Fortunately, this time through I’d erased my debit card number from Yahoo Wallet. (I had to use it to renew my Flickr a couple months ago, but I remembered to erase it again afterwards.) Not having anything to charge, they instead sent me a “Past-Due Payment Notice” demanding $35. For the domain I transferred last year!
(For those who don’t feel like clicking the link, the last time this happened they just charged me without warning, and I had to contest it on PayPal to get the money back – because, since I don’t actually have an account with Yahoo Small Business, Yahoo Small Business customer service won’t talk to me.)
To summarize Yahoo’s domain registration behavior thus far:

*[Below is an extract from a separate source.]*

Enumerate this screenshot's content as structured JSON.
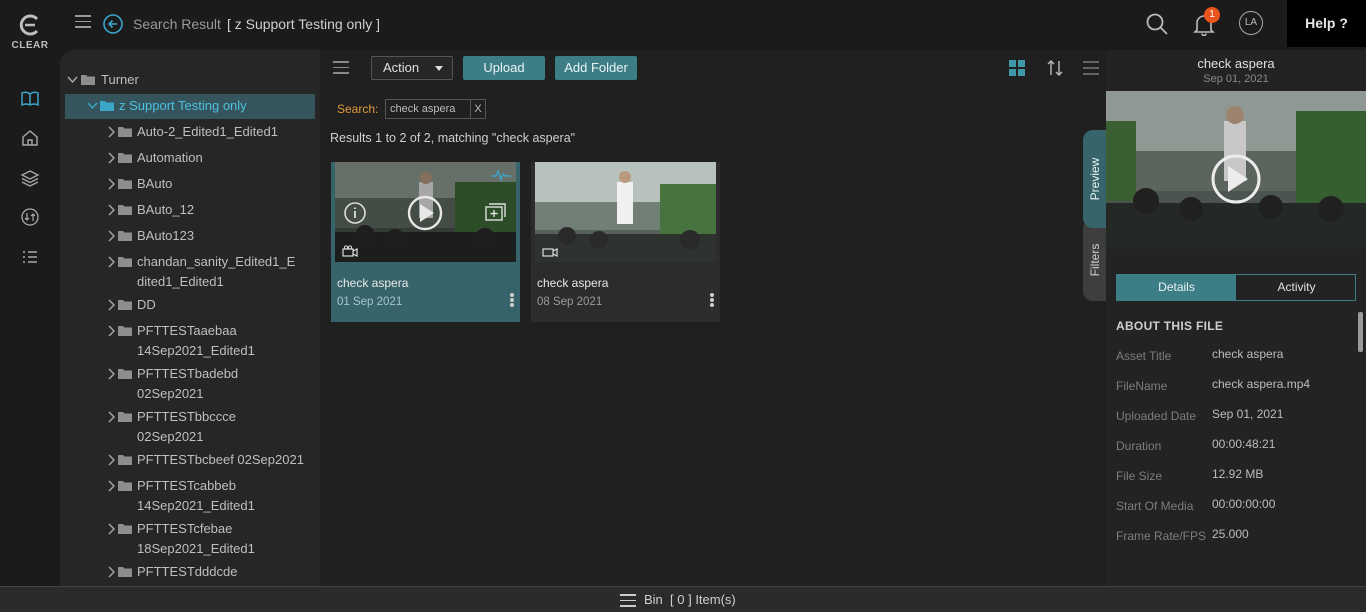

1) Yahoo offers a “private registration” option, which allows you to keep your real name and mailing address out of the WHOIS database. It is impossible to transfer one of these private domains to another registrar. Ever. (See my post from last year, or this guy’s post from 2007.)
To effect a transfer, you have to downgrade the domain to a non-private one, thus revealing your personal information. This means that if, for any reason, you’re in a position in which you can’t allow your real name and address to become public – say: you’re being stalked, you’ve expressed certain uncomplimentary ideas about your employer on your blog, you’re a Venezuelan political dissident, you’re an oil industry whistle blower, you’ve converted to Islam or Linux or come to some conclusions about your sexual orientation and your grandmother is an Old Regular Baptist Microsoft project manager who’s waiting in line for a heart transplant – you can’t leave Yahoo for another registrar.
2) According to this blogger, Yahoo will also expose your real name and address if you allow your domain registration to expire.
So, if for some reason you can’t allow your real name into WHOIS, you also can’t cancel a privately registered Yahoo domain.